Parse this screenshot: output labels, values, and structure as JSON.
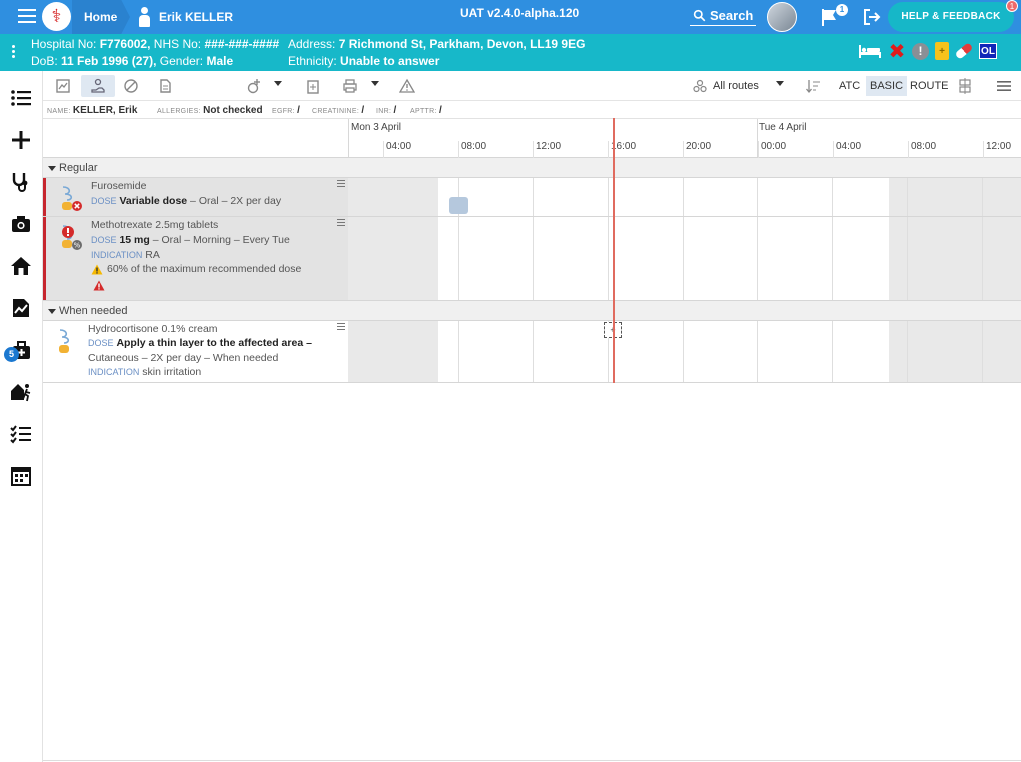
{
  "topbar": {
    "home_label": "Home",
    "patient_name": "Erik KELLER",
    "version": "UAT v2.4.0-alpha.120",
    "search_label": "Search",
    "flag_count": "1",
    "help_label": "HELP & FEEDBACK",
    "help_badge": "1"
  },
  "banner": {
    "hospital_no_label": "Hospital No:",
    "hospital_no": "F776002,",
    "nhs_label": "NHS No:",
    "nhs_no": "###-###-####",
    "address_label": "Address:",
    "address": "7 Richmond St, Parkham, Devon, LL19 9EG",
    "dob_label": "DoB:",
    "dob": "11 Feb 1996 (27),",
    "gender_label": "Gender:",
    "gender": "Male",
    "ethnicity_label": "Ethnicity:",
    "ethnicity": "Unable to answer",
    "icons": [
      "bed-icon",
      "close-icon",
      "alert-icon",
      "clipboard-icon",
      "pill-icon",
      "ol-badge"
    ],
    "ol_text": "OL"
  },
  "sidebar": {
    "badge_count": "5",
    "items": [
      "list-icon",
      "plus-icon",
      "stethoscope-icon",
      "camera-icon",
      "home-icon",
      "chart-doc-icon",
      "medical-bag-icon",
      "walking-house-icon",
      "checklist-icon",
      "calendar-grid-icon"
    ]
  },
  "toolbar": {
    "routes_label": "All routes",
    "atc_label": "ATC",
    "basic_label": "BASIC",
    "route_label": "ROUTE"
  },
  "infostrip": {
    "name_label": "NAME:",
    "name": "KELLER, Erik",
    "allergies_label": "ALLERGIES:",
    "allergies": "Not checked",
    "egfr_label": "EGFR:",
    "egfr": "/",
    "creatinine_label": "CREATININE:",
    "creatinine": "/",
    "inr_label": "INR:",
    "inr": "/",
    "apttr_label": "APTTR:",
    "apttr": "/"
  },
  "timeline": {
    "days": [
      "Mon 3 April",
      "Tue 4 April"
    ],
    "hours": [
      "04:00",
      "08:00",
      "12:00",
      "16:00",
      "20:00",
      "00:00",
      "04:00",
      "08:00",
      "12:00"
    ]
  },
  "groups": {
    "regular": "Regular",
    "when_needed": "When needed"
  },
  "meds": [
    {
      "name": "Furosemide",
      "dose_label": "DOSE",
      "dose": "Variable dose",
      "dose_rest": " – Oral – 2X per day"
    },
    {
      "name": "Methotrexate 2.5mg tablets",
      "dose_label": "DOSE",
      "dose": "15 mg",
      "dose_rest": " – Oral – Morning – Every Tue",
      "indication_label": "INDICATION",
      "indication": "RA",
      "warning": "60% of the maximum recommended dose"
    },
    {
      "name": "Hydrocortisone 0.1% cream",
      "dose_label": "DOSE",
      "dose": "Apply a thin layer to the affected area –",
      "dose_rest2": "Cutaneous – 2X per day – When needed",
      "indication_label": "INDICATION",
      "indication": "skin irritation",
      "add_symbol": "+"
    }
  ],
  "colors": {
    "topbar": "#2f8fe0",
    "banner": "#17b8c9",
    "stop_bar": "#c6262e",
    "now_line": "#e06b5f"
  }
}
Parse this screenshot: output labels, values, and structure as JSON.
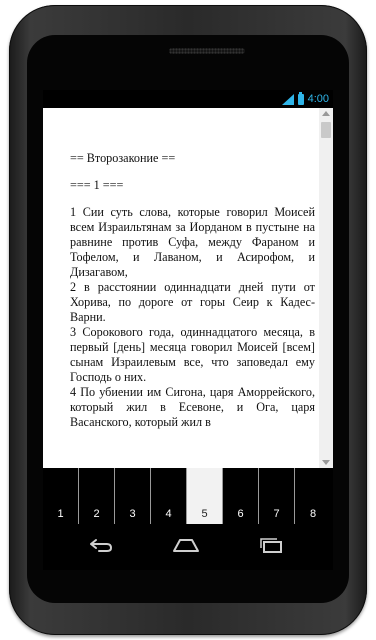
{
  "status": {
    "time": "4:00"
  },
  "reader": {
    "paragraphs": [
      "== Второзаконие ==",
      "=== 1 ===",
      "1 Сии суть слова, которые говорил Моисей всем Израильтянам за Иорданом в пустыне на равнине против Суфа, между Фараном и Тофелом, и Лаваном, и Асирофом, и Дизагавом,",
      "2 в расстоянии одиннадцати дней пути от Хорива, по дороге от горы Сеир к Кадес-Варни.",
      "3 Сорокового года, одиннадцатого месяца, в первый [день] месяца говорил Моисей [всем] сынам Израилевым все, что заповедал ему Господь о них.",
      "4 По убиении им Сигона, царя Аморрейского, который жил в Есевоне, и Ога, царя Васанского, который жил в"
    ]
  },
  "pages": {
    "tabs": [
      "1",
      "2",
      "3",
      "4",
      "5",
      "6",
      "7",
      "8"
    ],
    "active": "5"
  },
  "icons": {
    "signal": "signal-icon",
    "battery": "battery-icon",
    "back": "back-icon",
    "home": "home-icon",
    "recents": "recents-icon"
  },
  "colors": {
    "status_accent": "#2fb5e9",
    "active_tab_bg": "#f2f2f2"
  }
}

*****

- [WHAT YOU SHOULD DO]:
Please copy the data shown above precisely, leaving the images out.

- [THE COMPLETED TASK]:
Parse this screenshot: output labels, values, and structure as JSON.
{
  "topbar": {
    "home_label": "Home",
    "patient_name": "Erik KELLER",
    "version": "UAT v2.4.0-alpha.120",
    "search_label": "Search",
    "flag_count": "1",
    "help_label": "HELP & FEEDBACK",
    "help_badge": "1"
  },
  "banner": {
    "hospital_no_label": "Hospital No:",
    "hospital_no": "F776002,",
    "nhs_label": "NHS No:",
    "nhs_no": "###-###-####",
    "address_label": "Address:",
    "address": "7 Richmond St, Parkham, Devon, LL19 9EG",
    "dob_label": "DoB:",
    "dob": "11 Feb 1996 (27),",
    "gender_label": "Gender:",
    "gender": "Male",
    "ethnicity_label": "Ethnicity:",
    "ethnicity": "Unable to answer",
    "icons": [
      "bed-icon",
      "close-icon",
      "alert-icon",
      "clipboard-icon",
      "pill-icon",
      "ol-badge"
    ],
    "ol_text": "OL"
  },
  "sidebar": {
    "badge_count": "5",
    "items": [
      "list-icon",
      "plus-icon",
      "stethoscope-icon",
      "camera-icon",
      "home-icon",
      "chart-doc-icon",
      "medical-bag-icon",
      "walking-house-icon",
      "checklist-icon",
      "calendar-grid-icon"
    ]
  },
  "toolbar": {
    "routes_label": "All routes",
    "atc_label": "ATC",
    "basic_label": "BASIC",
    "route_label": "ROUTE"
  },
  "infostrip": {
    "name_label": "NAME:",
    "name": "KELLER, Erik",
    "allergies_label": "ALLERGIES:",
    "allergies": "Not checked",
    "egfr_label": "EGFR:",
    "egfr": "/",
    "creatinine_label": "CREATININE:",
    "creatinine": "/",
    "inr_label": "INR:",
    "inr": "/",
    "apttr_label": "APTTR:",
    "apttr": "/"
  },
  "timeline": {
    "days": [
      "Mon 3 April",
      "Tue 4 April"
    ],
    "hours": [
      "04:00",
      "08:00",
      "12:00",
      "16:00",
      "20:00",
      "00:00",
      "04:00",
      "08:00",
      "12:00"
    ]
  },
  "groups": {
    "regular": "Regular",
    "when_needed": "When needed"
  },
  "meds": [
    {
      "name": "Furosemide",
      "dose_label": "DOSE",
      "dose": "Variable dose",
      "dose_rest": " – Oral – 2X per day"
    },
    {
      "name": "Methotrexate 2.5mg tablets",
      "dose_label": "DOSE",
      "dose": "15 mg",
      "dose_rest": " – Oral – Morning – Every Tue",
      "indication_label": "INDICATION",
      "indication": "RA",
      "warning": "60% of the maximum recommended dose"
    },
    {
      "name": "Hydrocortisone 0.1% cream",
      "dose_label": "DOSE",
      "dose": "Apply a thin layer to the affected area –",
      "dose_rest2": "Cutaneous – 2X per day – When needed",
      "indication_label": "INDICATION",
      "indication": "skin irritation",
      "add_symbol": "+"
    }
  ],
  "colors": {
    "topbar": "#2f8fe0",
    "banner": "#17b8c9",
    "stop_bar": "#c6262e",
    "now_line": "#e06b5f"
  }
}
Parse this screenshot: output labels, values, and structure as JSON.
{
  "status": {
    "time": "4:00"
  },
  "reader": {
    "paragraphs": [
      "== Второзаконие ==",
      "=== 1 ===",
      "1 Сии суть слова, которые говорил Моисей всем Израильтянам за Иорданом в пустыне на равнине против Суфа, между Фараном и Тофелом, и Лаваном, и Асирофом, и Дизагавом,",
      "2 в расстоянии одиннадцати дней пути от Хорива, по дороге от горы Сеир к Кадес-Варни.",
      "3 Сорокового года, одиннадцатого месяца, в первый [день] месяца говорил Моисей [всем] сынам Израилевым все, что заповедал ему Господь о них.",
      "4 По убиении им Сигона, царя Аморрейского, который жил в Есевоне, и Ога, царя Васанского, который жил в"
    ]
  },
  "pages": {
    "tabs": [
      "1",
      "2",
      "3",
      "4",
      "5",
      "6",
      "7",
      "8"
    ],
    "active": "5"
  },
  "icons": {
    "signal": "signal-icon",
    "battery": "battery-icon",
    "back": "back-icon",
    "home": "home-icon",
    "recents": "recents-icon"
  },
  "colors": {
    "status_accent": "#2fb5e9",
    "active_tab_bg": "#f2f2f2"
  }
}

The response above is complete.